## AIM OF THE EXERCISE
Where a line of the data holds the word "Configurator", copy that line.

┏━━

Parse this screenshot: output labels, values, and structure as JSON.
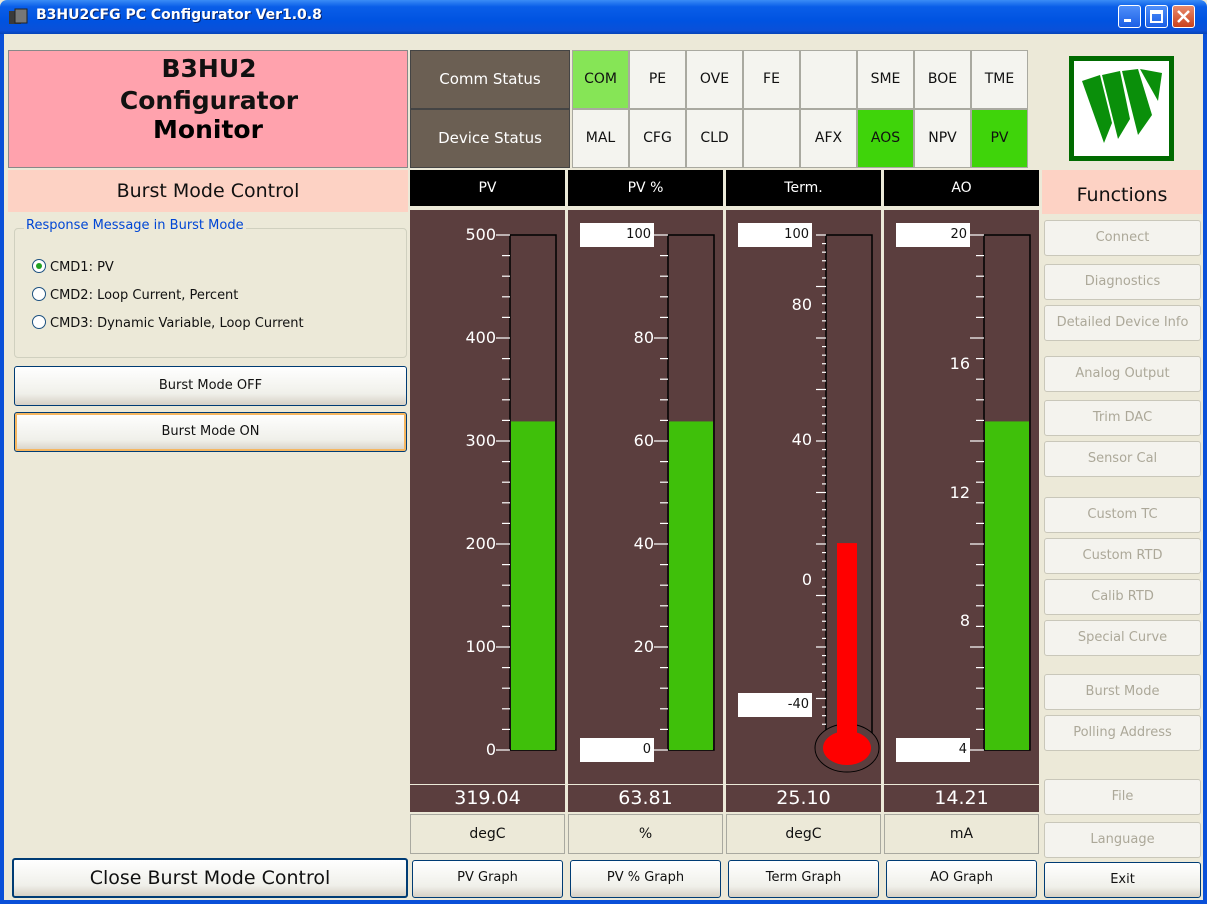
{
  "window": {
    "title": "B3HU2CFG PC Configurator Ver1.0.8"
  },
  "header": {
    "title_line1": "B3HU2",
    "title_line2": "Configurator",
    "title_line3": "Monitor"
  },
  "status": {
    "comm_label": "Comm Status",
    "device_label": "Device Status",
    "comm_cells": [
      {
        "text": "COM",
        "state": "on-light"
      },
      {
        "text": "PE",
        "state": "off"
      },
      {
        "text": "OVE",
        "state": "off"
      },
      {
        "text": "FE",
        "state": "off"
      },
      {
        "text": "",
        "state": "off"
      },
      {
        "text": "SME",
        "state": "off"
      },
      {
        "text": "BOE",
        "state": "off"
      },
      {
        "text": "TME",
        "state": "off"
      }
    ],
    "device_cells": [
      {
        "text": "MAL",
        "state": "off"
      },
      {
        "text": "CFG",
        "state": "off"
      },
      {
        "text": "CLD",
        "state": "off"
      },
      {
        "text": "",
        "state": "off"
      },
      {
        "text": "AFX",
        "state": "off"
      },
      {
        "text": "AOS",
        "state": "on"
      },
      {
        "text": "NPV",
        "state": "off"
      },
      {
        "text": "PV",
        "state": "on"
      }
    ],
    "active_color": "#3fd40a"
  },
  "burst": {
    "title": "Burst Mode Control",
    "group_label": "Response Message in Burst Mode",
    "options": [
      "CMD1: PV",
      "CMD2: Loop Current, Percent",
      "CMD3: Dynamic Variable, Loop Current"
    ],
    "selected_index": 0,
    "off_button": "Burst Mode OFF",
    "on_button": "Burst Mode ON",
    "close_button": "Close Burst Mode Control"
  },
  "gauges": [
    {
      "key": "pv",
      "header": "PV",
      "value": "319.04",
      "unit": "degC",
      "button": "PV Graph",
      "ticks": [
        "500",
        "400",
        "300",
        "200",
        "100",
        "0"
      ],
      "style": "plain",
      "fill_fraction": 0.638,
      "color": "#3fc00a"
    },
    {
      "key": "pvp",
      "header": "PV %",
      "value": "63.81",
      "unit": "%",
      "button": "PV % Graph",
      "ticks": [
        "100",
        "80",
        "60",
        "40",
        "20",
        "0"
      ],
      "style": "boxed-ends",
      "fill_fraction": 0.638,
      "color": "#3fc00a"
    },
    {
      "key": "term",
      "header": "Term.",
      "value": "25.10",
      "unit": "degC",
      "button": "Term Graph",
      "ticks": [
        "100",
        "80",
        "40",
        "0",
        "-40"
      ],
      "style": "thermo",
      "fill_fraction": 0.46,
      "color": "#ff0000"
    },
    {
      "key": "ao",
      "header": "AO",
      "value": "14.21",
      "unit": "mA",
      "button": "AO Graph",
      "ticks": [
        "20",
        "16",
        "12",
        "8",
        "4"
      ],
      "style": "boxed-ends",
      "fill_fraction": 0.638,
      "color": "#3fc00a"
    }
  ],
  "functions": {
    "title": "Functions",
    "buttons": [
      "Connect",
      "Diagnostics",
      "Detailed Device Info",
      "Analog Output",
      "Trim DAC",
      "Sensor Cal",
      "Custom TC",
      "Custom RTD",
      "Calib RTD",
      "Special Curve",
      "Burst Mode",
      "Polling Address",
      "File",
      "Language"
    ],
    "exit": "Exit"
  }
}
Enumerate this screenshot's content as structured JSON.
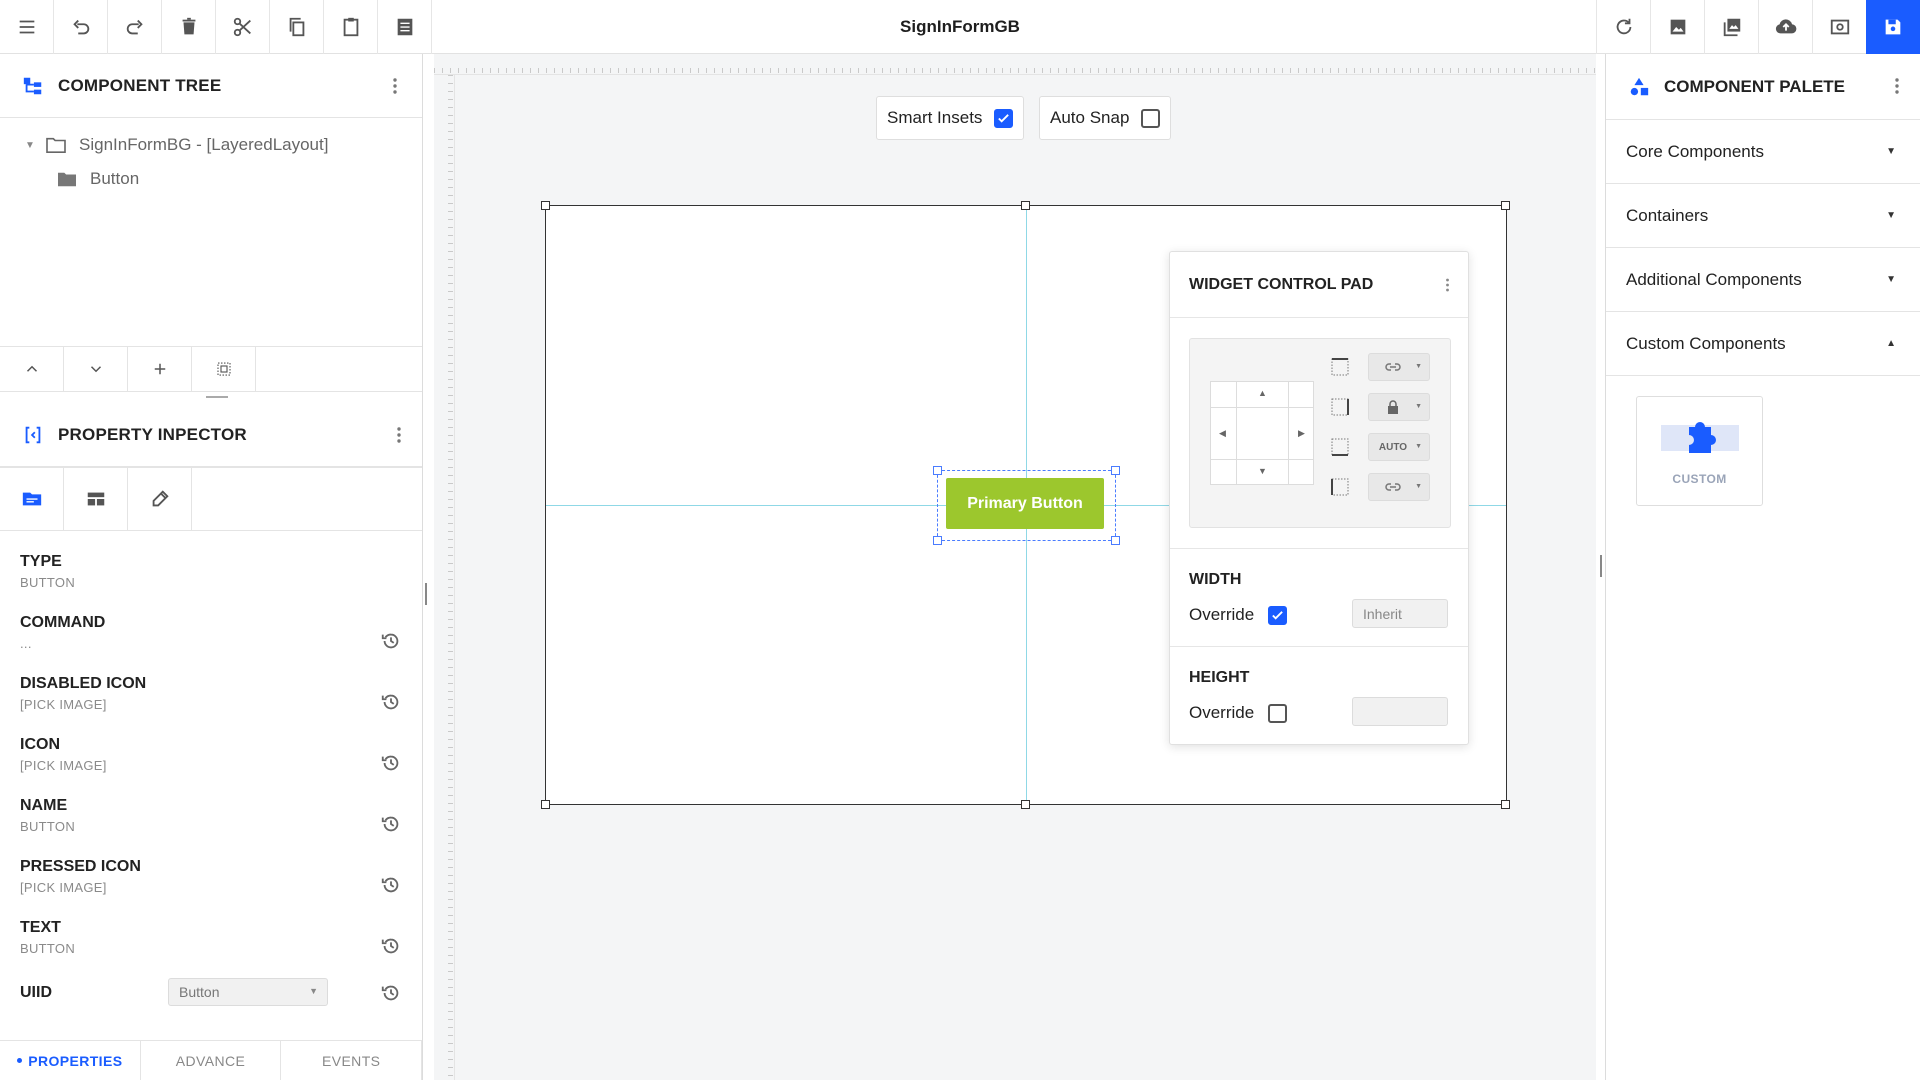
{
  "app": {
    "title": "SignInFormGB"
  },
  "toolbar": {
    "left_icons": [
      "menu-icon",
      "undo-icon",
      "redo-icon",
      "delete-icon",
      "cut-icon",
      "copy-icon",
      "paste-icon",
      "list-icon"
    ],
    "right_icons": [
      "refresh-icon",
      "image-icon",
      "gallery-icon",
      "upload-icon",
      "preview-icon",
      "save-icon"
    ],
    "accent_color": "#1a5cff"
  },
  "component_tree": {
    "title": "COMPONENT TREE",
    "root": "SignInFormBG - [LayeredLayout]",
    "child": "Button"
  },
  "property_inspector": {
    "title": "PROPERTY INPECTOR",
    "properties": [
      {
        "key": "TYPE",
        "value": "BUTTON"
      },
      {
        "key": "COMMAND",
        "value": "..."
      },
      {
        "key": "DISABLED ICON",
        "value": "[PICK IMAGE]"
      },
      {
        "key": "ICON",
        "value": "[PICK IMAGE]"
      },
      {
        "key": "NAME",
        "value": "BUTTON"
      },
      {
        "key": "PRESSED ICON",
        "value": "[PICK IMAGE]"
      },
      {
        "key": "TEXT",
        "value": "BUTTON"
      }
    ],
    "uiid": {
      "key": "UIID",
      "value": "Button"
    },
    "bottom_tabs": [
      "PROPERTIES",
      "ADVANCE",
      "EVENTS"
    ]
  },
  "canvas": {
    "smart_insets": {
      "label": "Smart Insets",
      "checked": true
    },
    "auto_snap": {
      "label": "Auto Snap",
      "checked": false
    },
    "primary_button": {
      "label": "Primary Button",
      "color": "#9cc72d"
    }
  },
  "widget_control_pad": {
    "title": "WIDGET CONTROL PAD",
    "auto_label": "AUTO",
    "width": {
      "title": "WIDTH",
      "override_label": "Override",
      "override_checked": true,
      "value_placeholder": "Inherit"
    },
    "height": {
      "title": "HEIGHT",
      "override_label": "Override",
      "override_checked": false,
      "value": ""
    }
  },
  "component_palette": {
    "title": "COMPONENT PALETE",
    "sections": [
      "Core Components",
      "Containers",
      "Additional Components",
      "Custom Components"
    ],
    "custom_tile": "CUSTOM"
  }
}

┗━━

## EXERCISE ANSWER
    "title": "B3HU2CFG PC Configurator Ver1.0.8"
    "title_line2": "Configurator",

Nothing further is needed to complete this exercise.